As professors or graduates of some of the world’s leading colleges, seminaries, and universities, they represent institutions such as the Assemblies of God Theological Seminary, the College of William and Mary, Evangel University, Fuller Theological Seminary, Geneva College, Golden Gate Baptist Theological Seminary, Gordon-Conwell Theological Seminary, Harvard University, Hebrew Union College, Midwestern Baptist Theological Seminary, New Orleans Baptist Theological Seminary, Oklahoma Baptist University, Oral Roberts University, the Oxford Centre for Hebrew and Jewish Studies, Pentecostal Theological Seminary, Princeton Theological Seminary, Reformed Presbyterian Theological Seminary, Saint Leo University, the Southern Baptist Theological Seminary, Southwestern Baptist Theological Seminary, Stanford University, the University of Notre Dame, Vanguard University of Southern California, Westminster Seminary California, Westminster Theological Seminary, and Yale University.
What was the goal of the forty-seven translators?
The translators were devoted to making a good translation better and ensuring that the Modern English Version is an accurate and responsible update of the King James Version.
What role does the MEV have in missions?
The work of translating Scripture has always been an important part of Christian missions. Due to the work of missionary Bible translators, the complete Bible is available in over four hundred languages today. Missionaries normally have not used ancient Greek, Hebrew, or Aramaic texts in translation work. Instead, they usually have relied on the King James Version. In like manner, the Modern English Version is useful to continue translation work on the mission field.
What is a good verse to compare?
Compare the original Tyndale Translation with the updates of the following passage:
- For when the worlde thorow wysdome knew not God in ye wysdome of God: it pleased God thorow folisshnes of preachinge to save them yt beleve (1Co 1:21, Tyndale Translation, 1534).
- For after that, in the wisedom of God, the world by wisedome knew not God, it pleased God by the foolishnesse of preaching, to saue them that beleeue (1Co 1:21, KJV, 1611).
- For after that in the wisdom of God the world by wisdom knew not God, it pleased God by the foolishness of preaching to save them that believe (1Co 1:21, KJV, 1769).
- For since, in the wisdom of God, the world through wisdom did not know God, it pleased God through the foolishness of the message preached to save those who believe (1Co 1:21, NKJV, 1982).

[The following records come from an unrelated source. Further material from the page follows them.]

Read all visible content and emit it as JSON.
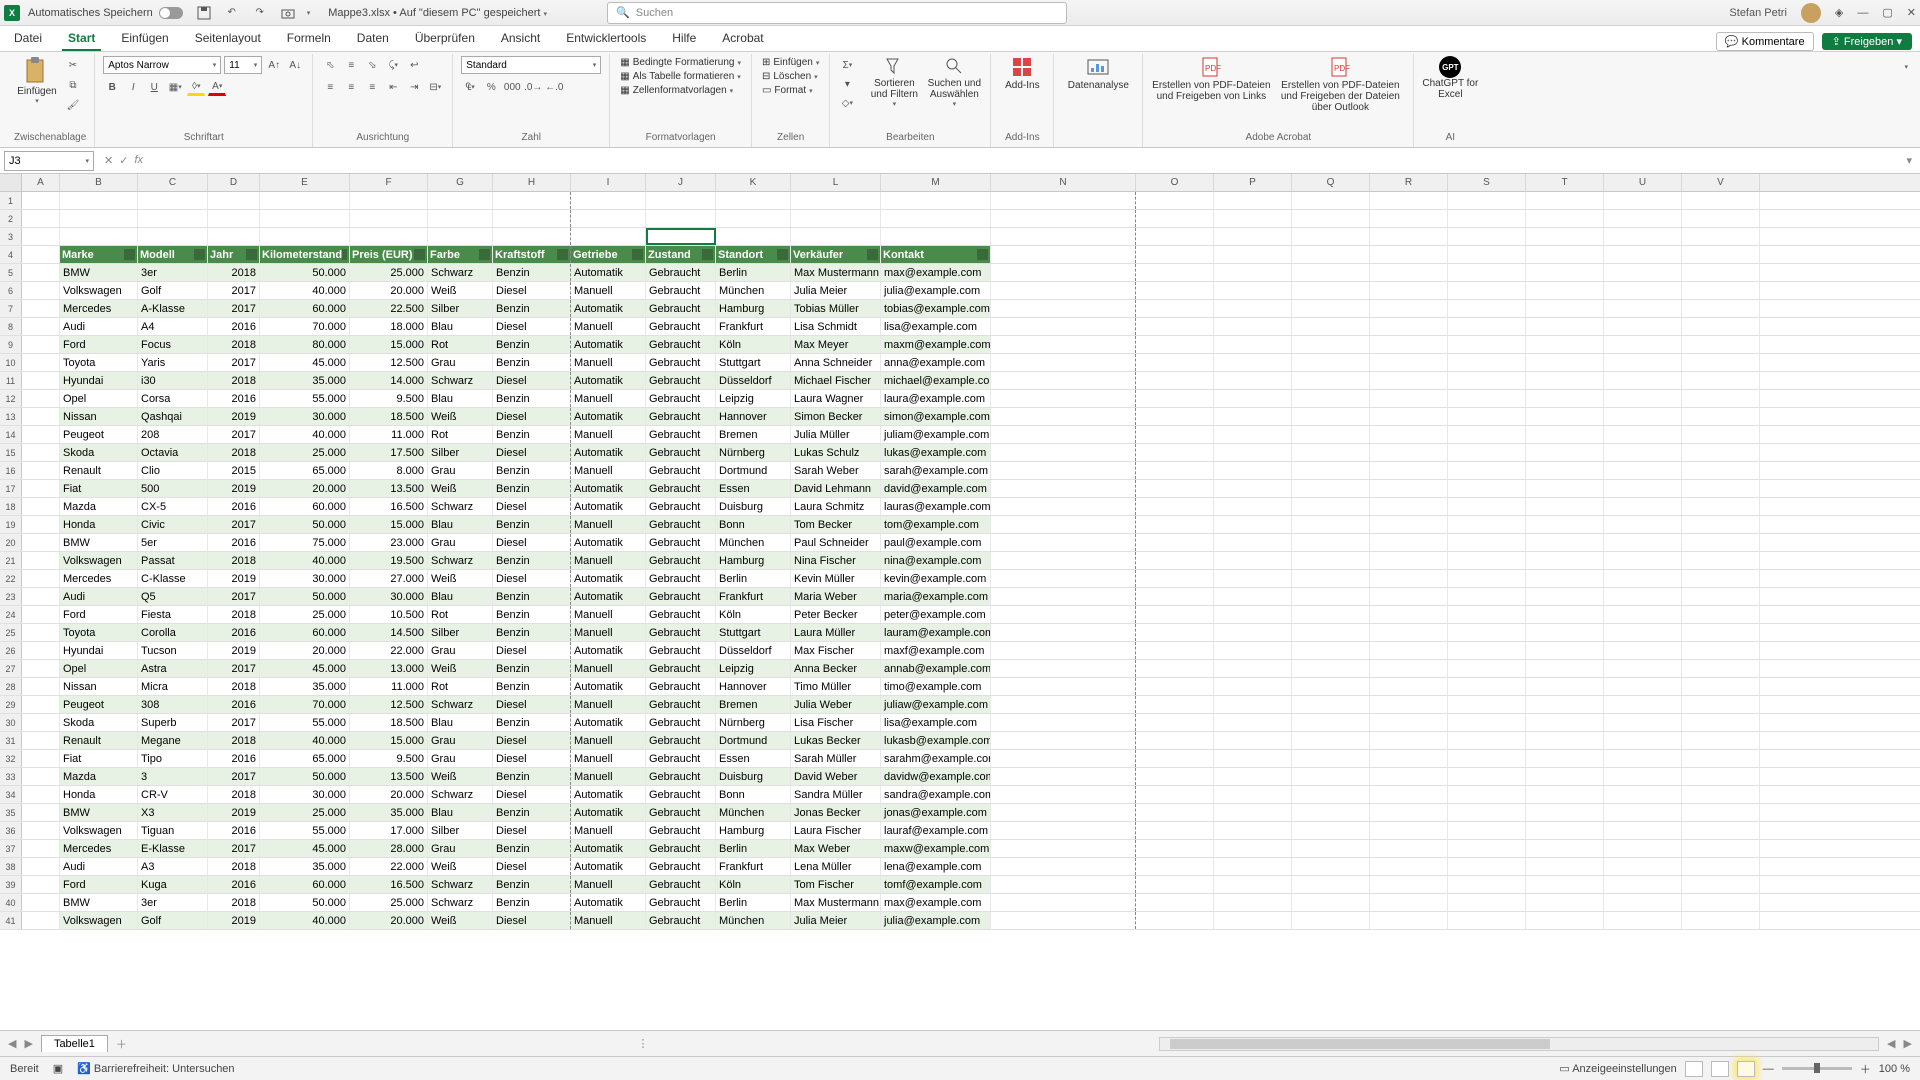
{
  "titlebar": {
    "autosave_label": "Automatisches Speichern",
    "filename": "Mappe3.xlsx • Auf \"diesem PC\" gespeichert",
    "search_placeholder": "Suchen",
    "username": "Stefan Petri"
  },
  "tabs": {
    "items": [
      "Datei",
      "Start",
      "Einfügen",
      "Seitenlayout",
      "Formeln",
      "Daten",
      "Überprüfen",
      "Ansicht",
      "Entwicklertools",
      "Hilfe",
      "Acrobat"
    ],
    "active_index": 1,
    "comments": "Kommentare",
    "share": "Freigeben"
  },
  "ribbon": {
    "clipboard": {
      "paste": "Einfügen",
      "label": "Zwischenablage"
    },
    "font": {
      "name": "Aptos Narrow",
      "size": "11",
      "label": "Schriftart"
    },
    "alignment": {
      "label": "Ausrichtung"
    },
    "number": {
      "format_name": "Standard",
      "label": "Zahl"
    },
    "styles": {
      "cond": "Bedingte Formatierung",
      "as_table": "Als Tabelle formatieren",
      "cell_styles": "Zellenformatvorlagen",
      "label": "Formatvorlagen"
    },
    "cells": {
      "insert": "Einfügen",
      "delete": "Löschen",
      "format": "Format",
      "label": "Zellen"
    },
    "editing": {
      "sort": "Sortieren und Filtern",
      "find": "Suchen und Auswählen",
      "label": "Bearbeiten"
    },
    "addins": {
      "addins": "Add-Ins",
      "label": "Add-Ins"
    },
    "analysis": {
      "btn": "Datenanalyse"
    },
    "acrobat": {
      "pdf1": "Erstellen von PDF-Dateien und Freigeben von Links",
      "pdf2": "Erstellen von PDF-Dateien und Freigeben der Dateien über Outlook",
      "label": "Adobe Acrobat"
    },
    "ai": {
      "gpt": "ChatGPT for Excel",
      "label": "AI"
    }
  },
  "fbar": {
    "cell_ref": "J3"
  },
  "grid": {
    "col_widths": {
      "A": 38,
      "B": 78,
      "C": 70,
      "D": 52,
      "E": 90,
      "F": 78,
      "G": 65,
      "H": 78,
      "I": 75,
      "J": 70,
      "K": 75,
      "L": 90,
      "M": 110,
      "N": 145,
      "extra": 78
    },
    "extra_cols": [
      "N",
      "O",
      "P",
      "Q",
      "R",
      "S",
      "T",
      "U",
      "V"
    ],
    "selected": "J3",
    "headers": [
      "Marke",
      "Modell",
      "Jahr",
      "Kilometerstand",
      "Preis (EUR)",
      "Farbe",
      "Kraftstoff",
      "Getriebe",
      "Zustand",
      "Standort",
      "Verkäufer",
      "Kontakt"
    ],
    "data": [
      [
        "BMW",
        "3er",
        "2018",
        "50.000",
        "25.000",
        "Schwarz",
        "Benzin",
        "Automatik",
        "Gebraucht",
        "Berlin",
        "Max Mustermann",
        "max@example.com"
      ],
      [
        "Volkswagen",
        "Golf",
        "2017",
        "40.000",
        "20.000",
        "Weiß",
        "Diesel",
        "Manuell",
        "Gebraucht",
        "München",
        "Julia Meier",
        "julia@example.com"
      ],
      [
        "Mercedes",
        "A-Klasse",
        "2017",
        "60.000",
        "22.500",
        "Silber",
        "Benzin",
        "Automatik",
        "Gebraucht",
        "Hamburg",
        "Tobias Müller",
        "tobias@example.com"
      ],
      [
        "Audi",
        "A4",
        "2016",
        "70.000",
        "18.000",
        "Blau",
        "Diesel",
        "Manuell",
        "Gebraucht",
        "Frankfurt",
        "Lisa Schmidt",
        "lisa@example.com"
      ],
      [
        "Ford",
        "Focus",
        "2018",
        "80.000",
        "15.000",
        "Rot",
        "Benzin",
        "Automatik",
        "Gebraucht",
        "Köln",
        "Max Meyer",
        "maxm@example.com"
      ],
      [
        "Toyota",
        "Yaris",
        "2017",
        "45.000",
        "12.500",
        "Grau",
        "Benzin",
        "Manuell",
        "Gebraucht",
        "Stuttgart",
        "Anna Schneider",
        "anna@example.com"
      ],
      [
        "Hyundai",
        "i30",
        "2018",
        "35.000",
        "14.000",
        "Schwarz",
        "Diesel",
        "Automatik",
        "Gebraucht",
        "Düsseldorf",
        "Michael Fischer",
        "michael@example.com"
      ],
      [
        "Opel",
        "Corsa",
        "2016",
        "55.000",
        "9.500",
        "Blau",
        "Benzin",
        "Manuell",
        "Gebraucht",
        "Leipzig",
        "Laura Wagner",
        "laura@example.com"
      ],
      [
        "Nissan",
        "Qashqai",
        "2019",
        "30.000",
        "18.500",
        "Weiß",
        "Diesel",
        "Automatik",
        "Gebraucht",
        "Hannover",
        "Simon Becker",
        "simon@example.com"
      ],
      [
        "Peugeot",
        "208",
        "2017",
        "40.000",
        "11.000",
        "Rot",
        "Benzin",
        "Manuell",
        "Gebraucht",
        "Bremen",
        "Julia Müller",
        "juliam@example.com"
      ],
      [
        "Skoda",
        "Octavia",
        "2018",
        "25.000",
        "17.500",
        "Silber",
        "Diesel",
        "Automatik",
        "Gebraucht",
        "Nürnberg",
        "Lukas Schulz",
        "lukas@example.com"
      ],
      [
        "Renault",
        "Clio",
        "2015",
        "65.000",
        "8.000",
        "Grau",
        "Benzin",
        "Manuell",
        "Gebraucht",
        "Dortmund",
        "Sarah Weber",
        "sarah@example.com"
      ],
      [
        "Fiat",
        "500",
        "2019",
        "20.000",
        "13.500",
        "Weiß",
        "Benzin",
        "Automatik",
        "Gebraucht",
        "Essen",
        "David Lehmann",
        "david@example.com"
      ],
      [
        "Mazda",
        "CX-5",
        "2016",
        "60.000",
        "16.500",
        "Schwarz",
        "Diesel",
        "Automatik",
        "Gebraucht",
        "Duisburg",
        "Laura Schmitz",
        "lauras@example.com"
      ],
      [
        "Honda",
        "Civic",
        "2017",
        "50.000",
        "15.000",
        "Blau",
        "Benzin",
        "Manuell",
        "Gebraucht",
        "Bonn",
        "Tom Becker",
        "tom@example.com"
      ],
      [
        "BMW",
        "5er",
        "2016",
        "75.000",
        "23.000",
        "Grau",
        "Diesel",
        "Automatik",
        "Gebraucht",
        "München",
        "Paul Schneider",
        "paul@example.com"
      ],
      [
        "Volkswagen",
        "Passat",
        "2018",
        "40.000",
        "19.500",
        "Schwarz",
        "Benzin",
        "Manuell",
        "Gebraucht",
        "Hamburg",
        "Nina Fischer",
        "nina@example.com"
      ],
      [
        "Mercedes",
        "C-Klasse",
        "2019",
        "30.000",
        "27.000",
        "Weiß",
        "Diesel",
        "Automatik",
        "Gebraucht",
        "Berlin",
        "Kevin Müller",
        "kevin@example.com"
      ],
      [
        "Audi",
        "Q5",
        "2017",
        "50.000",
        "30.000",
        "Blau",
        "Benzin",
        "Automatik",
        "Gebraucht",
        "Frankfurt",
        "Maria Weber",
        "maria@example.com"
      ],
      [
        "Ford",
        "Fiesta",
        "2018",
        "25.000",
        "10.500",
        "Rot",
        "Benzin",
        "Manuell",
        "Gebraucht",
        "Köln",
        "Peter Becker",
        "peter@example.com"
      ],
      [
        "Toyota",
        "Corolla",
        "2016",
        "60.000",
        "14.500",
        "Silber",
        "Benzin",
        "Manuell",
        "Gebraucht",
        "Stuttgart",
        "Laura Müller",
        "lauram@example.com"
      ],
      [
        "Hyundai",
        "Tucson",
        "2019",
        "20.000",
        "22.000",
        "Grau",
        "Diesel",
        "Automatik",
        "Gebraucht",
        "Düsseldorf",
        "Max Fischer",
        "maxf@example.com"
      ],
      [
        "Opel",
        "Astra",
        "2017",
        "45.000",
        "13.000",
        "Weiß",
        "Benzin",
        "Manuell",
        "Gebraucht",
        "Leipzig",
        "Anna Becker",
        "annab@example.com"
      ],
      [
        "Nissan",
        "Micra",
        "2018",
        "35.000",
        "11.000",
        "Rot",
        "Benzin",
        "Automatik",
        "Gebraucht",
        "Hannover",
        "Timo Müller",
        "timo@example.com"
      ],
      [
        "Peugeot",
        "308",
        "2016",
        "70.000",
        "12.500",
        "Schwarz",
        "Diesel",
        "Manuell",
        "Gebraucht",
        "Bremen",
        "Julia Weber",
        "juliaw@example.com"
      ],
      [
        "Skoda",
        "Superb",
        "2017",
        "55.000",
        "18.500",
        "Blau",
        "Benzin",
        "Automatik",
        "Gebraucht",
        "Nürnberg",
        "Lisa Fischer",
        "lisa@example.com"
      ],
      [
        "Renault",
        "Megane",
        "2018",
        "40.000",
        "15.000",
        "Grau",
        "Diesel",
        "Manuell",
        "Gebraucht",
        "Dortmund",
        "Lukas Becker",
        "lukasb@example.com"
      ],
      [
        "Fiat",
        "Tipo",
        "2016",
        "65.000",
        "9.500",
        "Grau",
        "Diesel",
        "Manuell",
        "Gebraucht",
        "Essen",
        "Sarah Müller",
        "sarahm@example.com"
      ],
      [
        "Mazda",
        "3",
        "2017",
        "50.000",
        "13.500",
        "Weiß",
        "Benzin",
        "Manuell",
        "Gebraucht",
        "Duisburg",
        "David Weber",
        "davidw@example.com"
      ],
      [
        "Honda",
        "CR-V",
        "2018",
        "30.000",
        "20.000",
        "Schwarz",
        "Diesel",
        "Automatik",
        "Gebraucht",
        "Bonn",
        "Sandra Müller",
        "sandra@example.com"
      ],
      [
        "BMW",
        "X3",
        "2019",
        "25.000",
        "35.000",
        "Blau",
        "Benzin",
        "Automatik",
        "Gebraucht",
        "München",
        "Jonas Becker",
        "jonas@example.com"
      ],
      [
        "Volkswagen",
        "Tiguan",
        "2016",
        "55.000",
        "17.000",
        "Silber",
        "Diesel",
        "Manuell",
        "Gebraucht",
        "Hamburg",
        "Laura Fischer",
        "lauraf@example.com"
      ],
      [
        "Mercedes",
        "E-Klasse",
        "2017",
        "45.000",
        "28.000",
        "Grau",
        "Benzin",
        "Automatik",
        "Gebraucht",
        "Berlin",
        "Max Weber",
        "maxw@example.com"
      ],
      [
        "Audi",
        "A3",
        "2018",
        "35.000",
        "22.000",
        "Weiß",
        "Diesel",
        "Automatik",
        "Gebraucht",
        "Frankfurt",
        "Lena Müller",
        "lena@example.com"
      ],
      [
        "Ford",
        "Kuga",
        "2016",
        "60.000",
        "16.500",
        "Schwarz",
        "Benzin",
        "Manuell",
        "Gebraucht",
        "Köln",
        "Tom Fischer",
        "tomf@example.com"
      ],
      [
        "BMW",
        "3er",
        "2018",
        "50.000",
        "25.000",
        "Schwarz",
        "Benzin",
        "Automatik",
        "Gebraucht",
        "Berlin",
        "Max Mustermann",
        "max@example.com"
      ],
      [
        "Volkswagen",
        "Golf",
        "2019",
        "40.000",
        "20.000",
        "Weiß",
        "Diesel",
        "Manuell",
        "Gebraucht",
        "München",
        "Julia Meier",
        "julia@example.com"
      ]
    ]
  },
  "sheet": {
    "name": "Tabelle1"
  },
  "status": {
    "ready": "Bereit",
    "access": "Barrierefreiheit: Untersuchen",
    "display": "Anzeigeeinstellungen",
    "zoom": "100 %"
  }
}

- For since, in the wisdom of God, the world through its wisdom did not know God, it pleased God through the foolishness of preaching to save those who believe (1Co 1:21, MEV, 2014).